Came across this piece that defines Positive Parenting. Parents who practise positive discipline or gentle parenting use neither rewards nor punishments to encourage their children to behave.
And by “no punishments” I mean they don’t use time-outs, smacking, shaming or yelling. Forget the naughty step, forget the sticker chart, let’s take a journey into the world of gentle or positive discipline, which aims to teach children empathy, self-control and calmness.
Discipline has come to mean many things in our culture. When we are discussing child rearing, we understand it to mean reprimanding a child for “bad behaviour”. The word discipline comes from the word disciple and means to teach.
The discipline advocated by gentle parenting families is internalised. They argue that to offer rewards and punishments overrides a child’s natural inclination to try. It teaches them to behave in certain ways for a reward, or to avoid punishment.
Advocates of gentle parenting say that rewards and punishments do not encourage children to internalise good behaviour for its own sake.
There are many websites and groups that can help you to practise this parenting approach. Here are a few steps that parents take to encourage a partnership with their children:

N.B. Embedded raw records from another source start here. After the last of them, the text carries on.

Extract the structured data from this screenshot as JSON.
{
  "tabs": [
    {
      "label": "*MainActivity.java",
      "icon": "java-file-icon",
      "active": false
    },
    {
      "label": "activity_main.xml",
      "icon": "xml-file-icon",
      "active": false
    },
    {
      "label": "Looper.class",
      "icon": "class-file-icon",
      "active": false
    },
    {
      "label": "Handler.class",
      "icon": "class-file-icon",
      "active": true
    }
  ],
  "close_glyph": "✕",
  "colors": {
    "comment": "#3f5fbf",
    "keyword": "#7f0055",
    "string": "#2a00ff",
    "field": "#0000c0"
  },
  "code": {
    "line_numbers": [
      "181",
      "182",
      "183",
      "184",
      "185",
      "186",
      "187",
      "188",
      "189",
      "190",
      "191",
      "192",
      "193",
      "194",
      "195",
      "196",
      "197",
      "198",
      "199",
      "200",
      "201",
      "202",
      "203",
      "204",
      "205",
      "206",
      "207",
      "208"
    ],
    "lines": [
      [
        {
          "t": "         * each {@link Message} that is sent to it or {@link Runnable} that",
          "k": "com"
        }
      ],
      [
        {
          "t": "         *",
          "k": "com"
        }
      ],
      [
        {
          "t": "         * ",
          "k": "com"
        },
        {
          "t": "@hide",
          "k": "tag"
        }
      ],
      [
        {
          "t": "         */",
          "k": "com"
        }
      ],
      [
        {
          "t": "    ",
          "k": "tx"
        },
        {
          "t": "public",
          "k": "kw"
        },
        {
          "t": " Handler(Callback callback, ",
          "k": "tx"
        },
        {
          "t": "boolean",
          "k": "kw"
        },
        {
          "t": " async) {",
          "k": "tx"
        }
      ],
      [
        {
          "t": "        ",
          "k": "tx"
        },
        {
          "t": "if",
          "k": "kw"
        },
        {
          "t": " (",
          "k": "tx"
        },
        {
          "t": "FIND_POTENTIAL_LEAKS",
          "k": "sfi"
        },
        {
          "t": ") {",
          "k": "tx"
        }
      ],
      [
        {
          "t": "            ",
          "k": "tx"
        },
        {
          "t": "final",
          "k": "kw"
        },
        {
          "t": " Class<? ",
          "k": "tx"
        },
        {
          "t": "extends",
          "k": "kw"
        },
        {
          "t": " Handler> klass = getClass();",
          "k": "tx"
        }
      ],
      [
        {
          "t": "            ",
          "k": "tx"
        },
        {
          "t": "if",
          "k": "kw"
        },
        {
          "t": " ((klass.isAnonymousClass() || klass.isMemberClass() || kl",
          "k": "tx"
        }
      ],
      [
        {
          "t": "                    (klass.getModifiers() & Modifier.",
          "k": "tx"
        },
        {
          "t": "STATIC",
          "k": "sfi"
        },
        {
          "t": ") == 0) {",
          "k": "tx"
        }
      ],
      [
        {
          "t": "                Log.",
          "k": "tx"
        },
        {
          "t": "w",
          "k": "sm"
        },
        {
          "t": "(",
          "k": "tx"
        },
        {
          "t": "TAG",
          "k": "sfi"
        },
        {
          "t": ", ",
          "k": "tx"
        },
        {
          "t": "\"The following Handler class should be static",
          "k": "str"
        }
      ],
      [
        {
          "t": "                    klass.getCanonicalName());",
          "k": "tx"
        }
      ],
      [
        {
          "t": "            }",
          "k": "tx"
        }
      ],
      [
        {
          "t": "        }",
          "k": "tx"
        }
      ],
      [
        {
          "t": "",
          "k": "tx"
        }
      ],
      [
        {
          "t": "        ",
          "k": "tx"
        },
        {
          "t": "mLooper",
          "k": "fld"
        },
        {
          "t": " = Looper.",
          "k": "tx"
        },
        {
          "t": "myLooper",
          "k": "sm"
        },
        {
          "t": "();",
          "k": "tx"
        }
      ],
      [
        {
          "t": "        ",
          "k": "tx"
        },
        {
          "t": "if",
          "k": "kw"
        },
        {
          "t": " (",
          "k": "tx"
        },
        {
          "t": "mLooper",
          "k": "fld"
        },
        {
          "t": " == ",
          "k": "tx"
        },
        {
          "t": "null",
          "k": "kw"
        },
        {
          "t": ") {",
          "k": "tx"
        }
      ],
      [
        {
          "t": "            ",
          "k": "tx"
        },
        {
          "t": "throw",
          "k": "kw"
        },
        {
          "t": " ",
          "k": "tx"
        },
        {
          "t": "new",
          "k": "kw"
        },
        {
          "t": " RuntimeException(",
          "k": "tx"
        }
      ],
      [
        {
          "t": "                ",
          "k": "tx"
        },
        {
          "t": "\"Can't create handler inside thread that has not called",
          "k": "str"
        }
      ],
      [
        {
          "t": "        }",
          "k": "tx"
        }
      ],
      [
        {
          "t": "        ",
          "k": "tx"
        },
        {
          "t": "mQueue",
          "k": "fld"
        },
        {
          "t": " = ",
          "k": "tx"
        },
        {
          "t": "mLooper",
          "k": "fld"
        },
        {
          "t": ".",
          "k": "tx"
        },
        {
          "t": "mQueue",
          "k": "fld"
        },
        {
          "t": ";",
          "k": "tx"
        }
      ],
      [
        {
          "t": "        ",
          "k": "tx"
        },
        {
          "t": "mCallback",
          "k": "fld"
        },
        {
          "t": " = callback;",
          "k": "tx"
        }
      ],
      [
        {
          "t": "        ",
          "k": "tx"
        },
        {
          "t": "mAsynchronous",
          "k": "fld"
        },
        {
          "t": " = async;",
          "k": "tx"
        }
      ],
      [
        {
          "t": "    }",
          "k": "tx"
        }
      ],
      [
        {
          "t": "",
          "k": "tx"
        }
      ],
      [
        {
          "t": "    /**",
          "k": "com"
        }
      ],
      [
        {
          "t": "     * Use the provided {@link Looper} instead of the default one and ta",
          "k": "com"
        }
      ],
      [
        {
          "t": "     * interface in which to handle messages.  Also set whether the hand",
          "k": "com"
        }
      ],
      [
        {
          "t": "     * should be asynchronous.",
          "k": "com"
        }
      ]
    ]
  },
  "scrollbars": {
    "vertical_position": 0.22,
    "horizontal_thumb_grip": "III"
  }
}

There are many sites that claim benefits to this approach. For example, Attachment Parenting International argues that the child is more sensitive to others’ needs because they have learnt to expect that their needs will be met, they will be treated with respect and they are equal partners in the family.
Others argue that it may take more effort, but is more effective, because punishment and rewards are only short-term solutions. As Alfie Kohnargues, using rewards and punishments is about doing things to, not withchildren. Taking a gentle parenting or positive discipline approach invites children to partner with their parents to learn how to live in the community as productive members.
The problems people may see with this style of parenting generally stem from a problem of definition. Gentle parenting is not permissive parenting. Permissive parenting means never saying no, not provoking tantrums or crying and always wanting to please the child. This style of parenting is the antithesis of gentle parenting.
Sometimes parents who practise gentle parenting are described as sanctimommies. The term is meant to imply they are sanctimonious. However, the issue is generally with that individual parent, not their parenting style.
Gentle parenting also requires parental self-control, because you have to take a step back, think and ask, “What is my child’s behaviour communicating in this moment?” and, “What can I do differently to prevent this behaviour next time?”